Guilt by association, which the left condemned when they claimed to be its victims in the Truman-McCarthy era, has been used by the left since it sought to tie the assassination of JFK by a Marxist from the Fair Play for Cuba Committee to the political conservatism of the city of Dallas.
But Europe’s left will encounter difficulty in equating criticism of multiculturalism with neo-Nazism. For Angela Merkel of Germany, Nicolas Sarkozy of France and David Cameron of Britain have all declared multiculturalism a failure. From votes in Switzerland to polls across the continent, Europeans want an end to the wearing of burqas and the building of prayer towers in mosques.
The flood of illegal aliens into the Canary Islands from Africa, into Italy from Libya and Tunisia, and into Greece from Turkey has mainstream parties echoing the right. The Schengen Agreement itself, which guarantees open borders within the European Union to all who enter the EU, is under attack.
None of this is to deny the presence of violent actors or neo-Nazis on the European right who bear watching. But, awful as this atrocity was, native born and homegrown terrorism is not the macro-threat to the continent.
That threat comes from a burgeoning Muslim presence in a Europe that has never known mass immigration, its failure to assimilate, its growing alienation, and its sometime sympathy for Islamic militants and terrorists.
Europe faces today an authentic and historic crisis.
With her native-born populations aging, shrinking and dying, Europe’s nations have not discovered how to maintain their prosperity without immigrants. Yet the immigrants who have come — from the Caribbean, Africa, the Middle East, South Asia — have been slow to learn the language and have failed to attain the educational and occupational levels of Europeans.

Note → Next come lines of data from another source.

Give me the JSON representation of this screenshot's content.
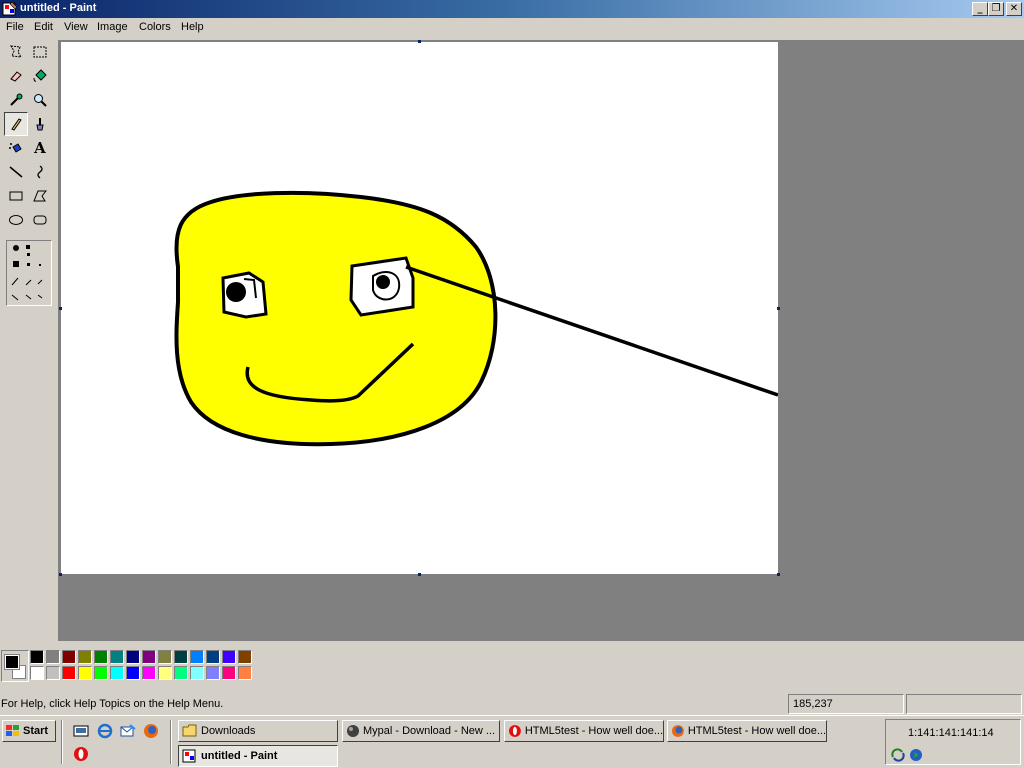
{
  "window": {
    "title": "untitled - Paint",
    "minimize": "_",
    "restore": "❐",
    "close": "✕"
  },
  "menu": [
    "File",
    "Edit",
    "View",
    "Image",
    "Colors",
    "Help"
  ],
  "tools": [
    "free-form-select-icon",
    "select-icon",
    "eraser-icon",
    "fill-bucket-icon",
    "pick-color-icon",
    "magnifier-icon",
    "pencil-icon",
    "brush-icon",
    "airbrush-icon",
    "text-icon",
    "line-icon",
    "curve-icon",
    "rectangle-icon",
    "polygon-icon",
    "ellipse-icon",
    "rounded-rectangle-icon"
  ],
  "text_tool_glyph": "A",
  "palette": {
    "foreground": "#000000",
    "background": "#ffffff",
    "colors_row1": [
      "#000000",
      "#808080",
      "#800000",
      "#808000",
      "#008000",
      "#008080",
      "#000080",
      "#800080",
      "#808040",
      "#004040",
      "#0080ff",
      "#004080",
      "#4000ff",
      "#804000"
    ],
    "colors_row2": [
      "#ffffff",
      "#c0c0c0",
      "#ff0000",
      "#ffff00",
      "#00ff00",
      "#00ffff",
      "#0000ff",
      "#ff00ff",
      "#ffff80",
      "#00ff80",
      "#80ffff",
      "#8080ff",
      "#ff0080",
      "#ff8040"
    ]
  },
  "status": {
    "help_text": "For Help, click Help Topics on the Help Menu.",
    "coordinates": "185,237",
    "size": ""
  },
  "taskbar": {
    "start_label": "Start",
    "tasks": [
      {
        "label": "Downloads",
        "icon": "folder-icon"
      },
      {
        "label": "Mypal - Download - New ...",
        "icon": "mypal-icon"
      },
      {
        "label": "HTML5test - How well doe...",
        "icon": "opera-icon"
      },
      {
        "label": "HTML5test - How well doe...",
        "icon": "firefox-icon"
      },
      {
        "label": "untitled - Paint",
        "icon": "paint-icon"
      }
    ],
    "clock": "1:141:141:141:14"
  },
  "colors": {
    "face_fill": "#ffff00",
    "outline": "#000000"
  }
}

And the welfare states of Europe are breaking under the burden.
Norway, too, needs to wake up. From the first call for help, police needed 90 minutes to get out on the island in the Oslo lake to stop the massacre by the coward, who surrendered as soon as the men with guns arrived. Apparently, Breivik wanted to be around to deliver his declaration of European war in person. Yet, if convicted of the 76 murders, Breivik can, at most, get 21 years, the maximum sentence under Norwegian law.
Norway is a peaceful and progressive country, its leaders say.
Yet Norway sent troops to Afghanistan and has participated in the bombing of Libya, where civilians have been killed and Moammar Gadhafi has himself lost a son and three grandchildren to NATO bombs.
As for a climactic conflict between a once-Christian West and an Islamic world that is growing in numbers and advancing inexorably into Europe for the third time in 14 centuries, on this one, Breivik may be right.